### WHAT YOU SHOULD DO
Could you output the entries that follow exactly, omitting any pictures they contain?

### ENTRIES SHOWN
==========
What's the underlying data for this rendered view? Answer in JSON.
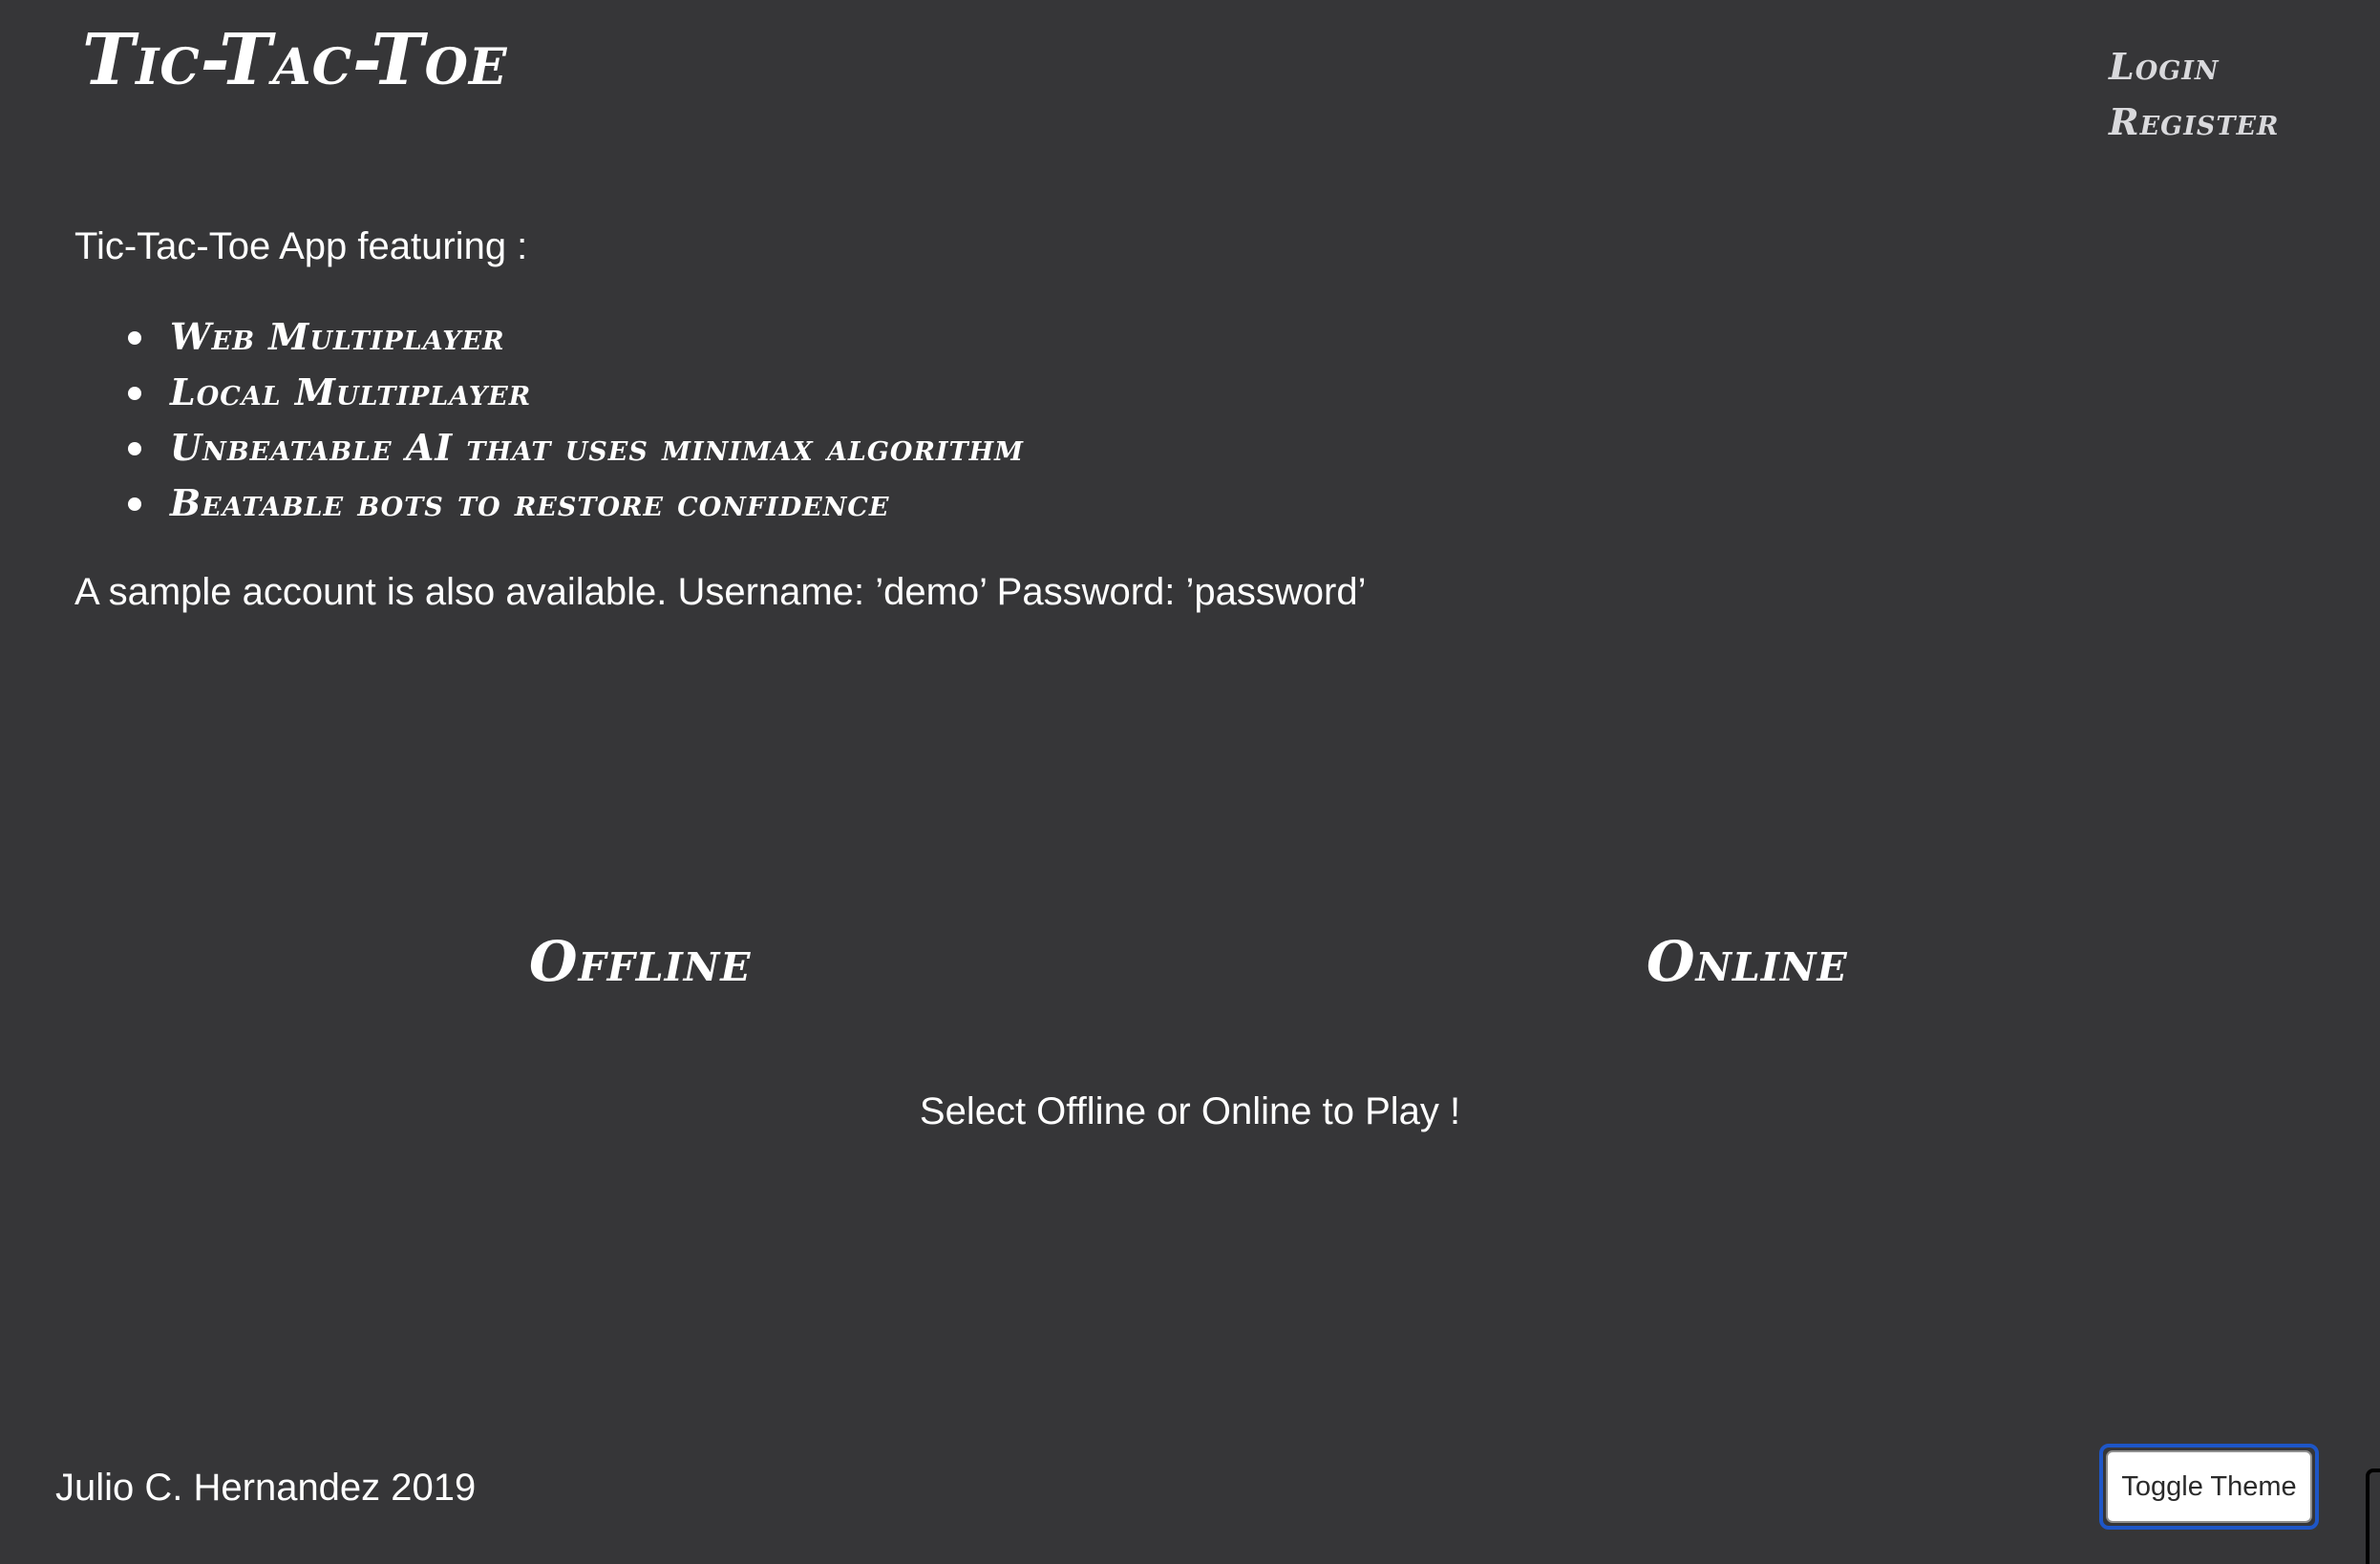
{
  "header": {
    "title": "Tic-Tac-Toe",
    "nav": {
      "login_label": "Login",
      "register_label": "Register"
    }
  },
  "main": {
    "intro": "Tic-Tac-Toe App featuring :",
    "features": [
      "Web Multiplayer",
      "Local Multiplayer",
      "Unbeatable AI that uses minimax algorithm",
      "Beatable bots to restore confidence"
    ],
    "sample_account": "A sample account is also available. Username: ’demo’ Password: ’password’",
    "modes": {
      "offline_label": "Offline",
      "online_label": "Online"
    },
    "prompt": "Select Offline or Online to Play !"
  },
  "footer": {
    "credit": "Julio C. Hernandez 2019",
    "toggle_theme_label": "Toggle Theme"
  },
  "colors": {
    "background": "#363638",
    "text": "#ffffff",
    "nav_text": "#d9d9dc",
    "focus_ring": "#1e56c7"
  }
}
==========
### TASK SOLUTION
What's the underlying data for this rendered view? Answer in JSON.
{
  "header": {
    "title": "Tic-Tac-Toe",
    "nav": {
      "login_label": "Login",
      "register_label": "Register"
    }
  },
  "main": {
    "intro": "Tic-Tac-Toe App featuring :",
    "features": [
      "Web Multiplayer",
      "Local Multiplayer",
      "Unbeatable AI that uses minimax algorithm",
      "Beatable bots to restore confidence"
    ],
    "sample_account": "A sample account is also available. Username: ’demo’ Password: ’password’",
    "modes": {
      "offline_label": "Offline",
      "online_label": "Online"
    },
    "prompt": "Select Offline or Online to Play !"
  },
  "footer": {
    "credit": "Julio C. Hernandez 2019",
    "toggle_theme_label": "Toggle Theme"
  },
  "colors": {
    "background": "#363638",
    "text": "#ffffff",
    "nav_text": "#d9d9dc",
    "focus_ring": "#1e56c7"
  }
}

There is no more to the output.